Planks have become very popular as an abdominal workout. According to the Journal of strength and conditioning research and Physical Living, planks activate significantly more of the “six pack” muscles than do crunches.
There are several types of planks, one is on hands and feet, another on elbows and feet, side plank, and reverse. Side planks target the deltoid, oblique and the quad muscles. While planking on both hands and feet targets the anterior deltoid, oblique, abdominal, and quad muscles.
Although it looks simply, there are a few techniques to the perfect plank. First, the arms should be directly under the shoulders with the weight distributed on the upper arm. In addition, the shoulders, hips and heels should be in line with each other. To do this the shoulders must be actively pushed down towards the ribcage. Also, be conscience about your head position; lengthening the neck will pull the head away from the shoulders. Lastly the abdominals should be engaged to help maintain a straight back.

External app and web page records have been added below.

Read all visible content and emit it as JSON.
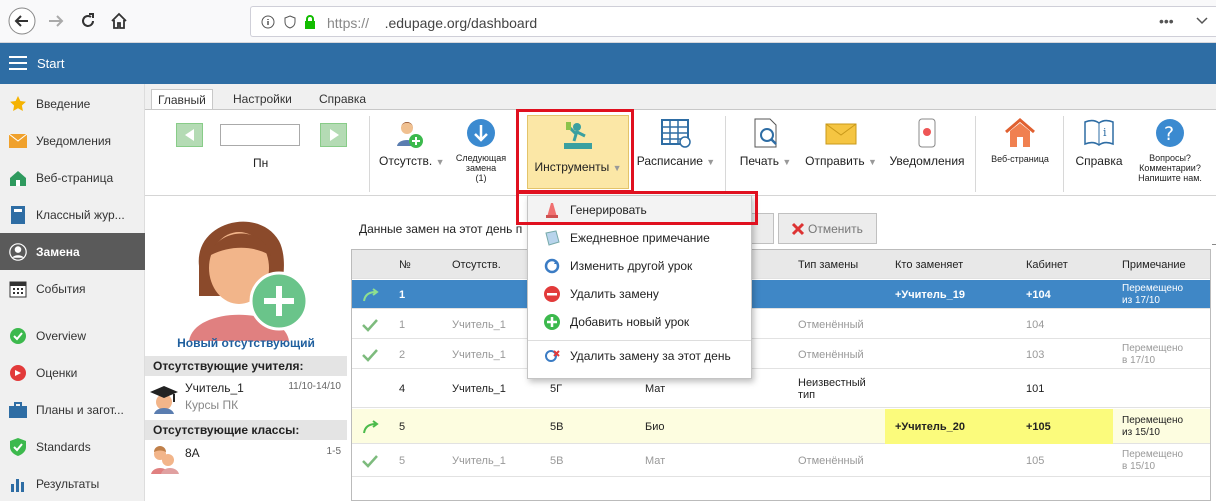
{
  "browser": {
    "url_prefix": "https://",
    "url_domain": ".edupage.org/dashboard"
  },
  "appbar": {
    "title": "Start"
  },
  "sidebar": {
    "items": [
      {
        "label": "Введение"
      },
      {
        "label": "Уведомления"
      },
      {
        "label": "Веб-страница"
      },
      {
        "label": "Классный жур..."
      },
      {
        "label": "Замена"
      },
      {
        "label": "События"
      },
      {
        "label": "Overview"
      },
      {
        "label": "Оценки"
      },
      {
        "label": "Планы и загот..."
      },
      {
        "label": "Standards"
      },
      {
        "label": "Результаты"
      }
    ]
  },
  "ribbon": {
    "tabs": [
      {
        "label": "Главный"
      },
      {
        "label": "Настройки"
      },
      {
        "label": "Справка"
      }
    ],
    "day_label": "Пн",
    "absent_label": "Отсутств.",
    "next_sub_label": [
      "Следующая",
      "замена",
      "(1)"
    ],
    "tools_label": "Инструменты",
    "schedule_label": "Расписание",
    "print_label": "Печать",
    "send_label": "Отправить",
    "notifications_label": "Уведомления",
    "webpage_label": "Веб-страница",
    "help_label": "Справка",
    "questions_label": [
      "Вопросы?",
      "Комментарии?",
      "Напишите нам."
    ]
  },
  "dropdown": {
    "items": [
      {
        "label": "Генерировать"
      },
      {
        "label": "Ежедневное примечание"
      },
      {
        "label": "Изменить другой урок"
      },
      {
        "label": "Удалить замену"
      },
      {
        "label": "Добавить новый урок"
      },
      {
        "label": "Удалить замену за этот день"
      }
    ]
  },
  "leftpanel": {
    "new_absent": "Новый отсутствующий",
    "absent_teachers_title": "Отсутствующие учителя:",
    "teacher": {
      "name": "Учитель_1",
      "dates": "11/10-14/10",
      "reason": "Курсы ПК"
    },
    "absent_classes_title": "Отсутствующие классы:",
    "class_item": {
      "name": "8A",
      "periods": "1-5"
    }
  },
  "main": {
    "info_text": "Данные замен на этот день п",
    "cancel_label": "Отменить",
    "columns": [
      "№",
      "Отсутств.",
      "Тип замены",
      "Кто заменяет",
      "Кабинет",
      "Примечание"
    ],
    "rows": [
      {
        "num": "1",
        "absent": "",
        "class": "",
        "subject": "",
        "type": "",
        "who": "+Учитель_19",
        "room": "+104",
        "note": [
          "Перемещено",
          "из 17/10"
        ]
      },
      {
        "num": "1",
        "absent": "Учитель_1",
        "class": "",
        "subject": "",
        "type": "Отменённый",
        "who": "",
        "room": "104",
        "note": [
          "",
          ""
        ]
      },
      {
        "num": "2",
        "absent": "Учитель_1",
        "class": "",
        "subject": "",
        "type": "Отменённый",
        "who": "",
        "room": "103",
        "note": [
          "Перемещено",
          "в 17/10"
        ]
      },
      {
        "num": "4",
        "absent": "Учитель_1",
        "class": "5Г",
        "subject": "Мат",
        "type": "Неизвестный тип",
        "who": "",
        "room": "101",
        "note": [
          "",
          ""
        ]
      },
      {
        "num": "5",
        "absent": "",
        "class": "5В",
        "subject": "Био",
        "type": "",
        "who": "+Учитель_20",
        "room": "+105",
        "note": [
          "Перемещено",
          "из 15/10"
        ]
      },
      {
        "num": "5",
        "absent": "Учитель_1",
        "class": "5В",
        "subject": "Мат",
        "type": "Отменённый",
        "who": "",
        "room": "105",
        "note": [
          "Перемещено",
          "в 15/10"
        ]
      }
    ]
  }
}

Learning proper form is crucial in order to avoid any injuries. Otherwise you may be hurting yourself more than helping. Sagging of the bottom may cause lower back pain. Tighten the ab muscles to avoid sagging. Having too much of an upward arch will also decrease the effectiveness on the abs. The following are illustrations of the wrong and right ways to perform a plank.